Frank Ackerman

Former Staff

    Frank Ackerman led SEI’s Climate Economics Group until its dissolution in September 2012.

    A prominent critic of conventional economic approaches to climate policy and the abuses of cost-benefit analysis, he has written extensively for academic, policy and general audiences and has directed studies for clients ranging from Greenpeace to the European Parliament and U.S. federal and state agencies.

    Ackerman’s most recent book, Can We Afford the Future? The Economics of a Warming World (Zed Books, 2009), reframes the economics of climate change in terms of insuring the planet against worst-case scenarios, addressing the needs of future generations, and accepting the challenge of global equity raised by the climate crisis. His other recent projects include The Economics of 350: The Benefits and Costs of Climate Stabilization (E3 Network, 2009, with Elizabeth A. Stanton et al.), and Poisoned for Pennies: The Economics of Toxics and Precaution (Island Press, 2008).

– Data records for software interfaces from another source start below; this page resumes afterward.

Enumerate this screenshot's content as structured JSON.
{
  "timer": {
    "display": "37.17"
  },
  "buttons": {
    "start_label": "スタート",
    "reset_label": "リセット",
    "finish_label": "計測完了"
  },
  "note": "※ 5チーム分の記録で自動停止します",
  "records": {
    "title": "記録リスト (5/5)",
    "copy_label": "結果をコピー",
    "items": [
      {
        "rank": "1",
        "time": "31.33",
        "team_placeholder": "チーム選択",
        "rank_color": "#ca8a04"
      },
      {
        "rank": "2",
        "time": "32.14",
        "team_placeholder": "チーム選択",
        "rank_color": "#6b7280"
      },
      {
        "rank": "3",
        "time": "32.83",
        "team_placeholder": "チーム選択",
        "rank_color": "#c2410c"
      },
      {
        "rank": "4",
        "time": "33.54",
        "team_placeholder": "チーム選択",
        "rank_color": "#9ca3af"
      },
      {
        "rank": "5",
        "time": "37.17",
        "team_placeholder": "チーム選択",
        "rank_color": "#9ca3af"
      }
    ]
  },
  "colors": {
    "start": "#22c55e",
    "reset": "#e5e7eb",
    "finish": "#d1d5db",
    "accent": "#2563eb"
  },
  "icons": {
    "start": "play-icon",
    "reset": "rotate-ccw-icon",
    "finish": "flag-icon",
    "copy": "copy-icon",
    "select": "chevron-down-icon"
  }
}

    Ackerman was a senior economist and director of the Climate Economics Group in the SEI U.S. Center He was also a senior research fellow at the Global Development and Environment Institute of Tufts University, where he led the Research and Policy Program until 2007.

    Ackerman earned his Ph.D. in economics at Harvard University in 1975 and has taught economics at Tufts University and the University of Massachusetts.


    Complete list of publications »